Sara Brand, founding general partner, True Wealth Ventures
This story is part of the 2017 Profiles in Power awards, honoring influential women leaders in Austin. Go here to see the rest.
Even from a young age, and unlike many of her female classmates at the time, Sara Brand thought science was cool.
Thanks to a persistent math teacher in seventh grade, who saw some big potential in her, Brand went on to get a mechanical engineering degree at the University of Austin. But she wasn’t finished there, so she moved on to the University of California at Berkeley where she earned an engineering PhD.
Indeed, in an era when the tech sector and investment scene is finally focusing on the lack of diversity, Brand has been a pioneer in both fields.
She held jobs in semiconductor research and the venture capital realm and ended up at California chipmaker Advanced Micro Devices Inc., where Brand worked for a decade and led AMD’s integration with the Canadian company, ATI TechnologiesInc. in 2006, after AMD’s $5.4 billion acquisition of it.
After moving from the West Coast to AMD’s fast-growing Austin offices, she eventually decided to leave the company and parachute back into the VC scene in 2015 — only this time at the helm of her own firm, True Wealth Ventures. She teamed up with another high-profile female executive, Kerry Rupp, the former CEO of Dreamit. Both are general partners.
What’s more, Brand also works behind the scenes at another startup, (512) Brewing Co., a craft brewery she co-founded with her husband in 2008.
While some people decry the lack of funding available to women-led startups, Brand is walking the walk and not just talking the talk. True Wealth Ventures is focused on investing in women-led startups in the consumer health and sustainable products sectors. She said her “aha! moment” to form her own firm came after reading a report that showed companies with women at the helm perform better financially than those headed by men.
In 2016, True Wealth Ventures raised $4.7 million of a planned $20 million for debut investment fund, pulling in the capital from 19 investors. One of its first portfolio companies is Austin-based UnaliWear, which produces a smart watch for senior citizens.
What advice would you give women trying to move into leadership roles?
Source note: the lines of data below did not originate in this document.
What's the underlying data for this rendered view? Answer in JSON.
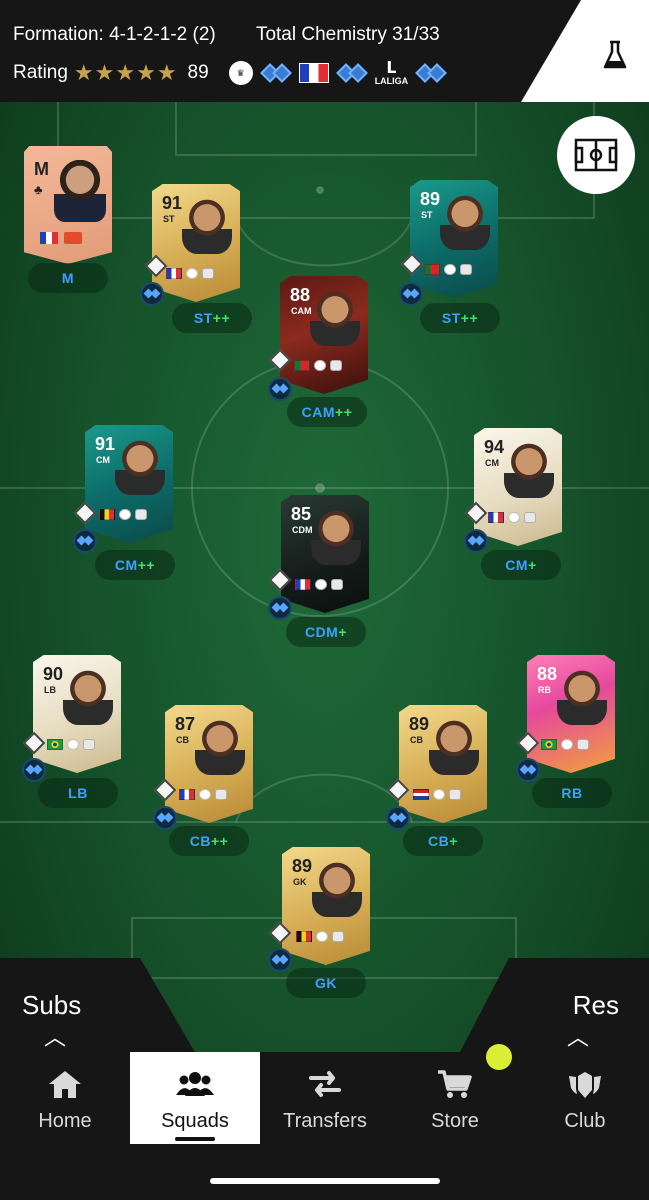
{
  "header": {
    "formation_label": "Formation: 4-1-2-1-2 (2)",
    "chemistry_label": "Total Chemistry 31/33",
    "rating_label": "Rating",
    "stars": "★★★★★",
    "rating_value": "89",
    "chem_links": [
      "premier-league-badge",
      "chem-diamond",
      "flag-france",
      "chem-diamond",
      "laliga-badge",
      "chem-diamond"
    ],
    "laliga_text": "LALIGA"
  },
  "icons": {
    "lab": "flask-icon",
    "formation": "pitch-icon"
  },
  "manager": {
    "rating": "M",
    "role": "M",
    "nation": "france"
  },
  "players": {
    "st_left": {
      "rating": "91",
      "pos": "ST",
      "role": "ST",
      "plus": "++",
      "nation": "france"
    },
    "st_right": {
      "rating": "89",
      "pos": "ST",
      "role": "ST",
      "plus": "++",
      "nation": "portugal"
    },
    "cam": {
      "rating": "88",
      "pos": "CAM",
      "role": "CAM",
      "plus": "++",
      "nation": "portugal"
    },
    "cm_left": {
      "rating": "91",
      "pos": "CM",
      "role": "CM",
      "plus": "++",
      "nation": "belgium"
    },
    "cm_right": {
      "rating": "94",
      "pos": "CM",
      "role": "CM",
      "plus": "+",
      "nation": "france"
    },
    "cdm": {
      "rating": "85",
      "pos": "CDM",
      "role": "CDM",
      "plus": "+",
      "nation": "france"
    },
    "lb": {
      "rating": "90",
      "pos": "LB",
      "role": "LB",
      "plus": "",
      "nation": "brazil"
    },
    "cb_left": {
      "rating": "87",
      "pos": "CB",
      "role": "CB",
      "plus": "++",
      "nation": "france"
    },
    "cb_right": {
      "rating": "89",
      "pos": "CB",
      "role": "CB",
      "plus": "+",
      "nation": "netherlands"
    },
    "rb": {
      "rating": "88",
      "pos": "RB",
      "role": "RB",
      "plus": "",
      "nation": "brazil"
    },
    "gk": {
      "rating": "89",
      "pos": "GK",
      "role": "GK",
      "plus": "",
      "nation": "belgium"
    }
  },
  "bench": {
    "subs_label": "Subs",
    "res_label": "Res"
  },
  "nav": {
    "items": [
      {
        "label": "Home",
        "icon": "home-icon"
      },
      {
        "label": "Squads",
        "icon": "squads-icon"
      },
      {
        "label": "Transfers",
        "icon": "transfers-icon"
      },
      {
        "label": "Store",
        "icon": "store-icon"
      },
      {
        "label": "Club",
        "icon": "club-icon"
      }
    ],
    "active": "Squads"
  },
  "colors": {
    "pitch": "#15502a",
    "bar": "#161616",
    "role_text": "#3ea0ff",
    "plus_text": "#46e070",
    "gold_star": "#c8a24a",
    "notification": "#d9ee35"
  }
}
I suggest leaning into your strengths and working to solve the biggest problems you see.
What was a challenging moment in your career and how did you overcome that obstacle? It sounds cliché, but adjusting to a full-time career (and starting a business) with two small children at home was my toughest challenge. After getting a PhD in engineering and being a young executive, I considered myself a relatively strong person, so I was really taken back at how difficult it was to have children. I became extremely disciplined about focusing on moving the big rocks and getting help for all the things I specifically did not need to do.
What is the most important trait for a successful leader to have? In addition to the important qualities of having a strategic vision and being able to execute, I think the most important trait is the ability to invoke trust.
Who has been an important mentor to you, and what’s the best advice they have given you? I haven’t had many mentors along my career path, probably because there weren’t many people who looked like me in roles I was striving for, but I had a lot of fantastic advocates instead. These were people more valuable than mentors — people who pushed me out of my comfort zone and into roles with more responsibilities. I think the best advice I received is a combination from Joanna Barsh, the leader of McKinsey & Co.’s Centered Leadership Project, and Renee Trudeau, a local career and life-balance coach, on really doing the internal work to figure out what it was that is uniquely mine to do.
When you are hiring, what’s the most important attribute you look for? I am going to answer with two that are related: trustworthiness and transparency. After the other basic skills for the job requirements are met, of course, these make business so much more efficient and successful.
Do you have time for any community/volunteer involvement? I actually consider my full-time job my community and volunteer work, or at least I try to align and integrate it all to make the biggest impact that I can. There’s a massive disconnect in the funding women entrepreneurs are getting and a real need for more gender diverse leadership. I think the biggest contribution I can make with my experience is to get more capital to women entrepreneurs at the startup level and to help those teams through a wildly successful exit, thereby creating more women role models and wealth to enable others to do the same. That requires a lot of community involvement, mentoring, coaching and fundraising.
What are your career goals? I feel like all of my disparate experiences have come together to build True Wealth Venturesas the pinnacle of my career, so my goal is for it to be a massive success for investors, for women entrepreneurs and for environmental and human health in general.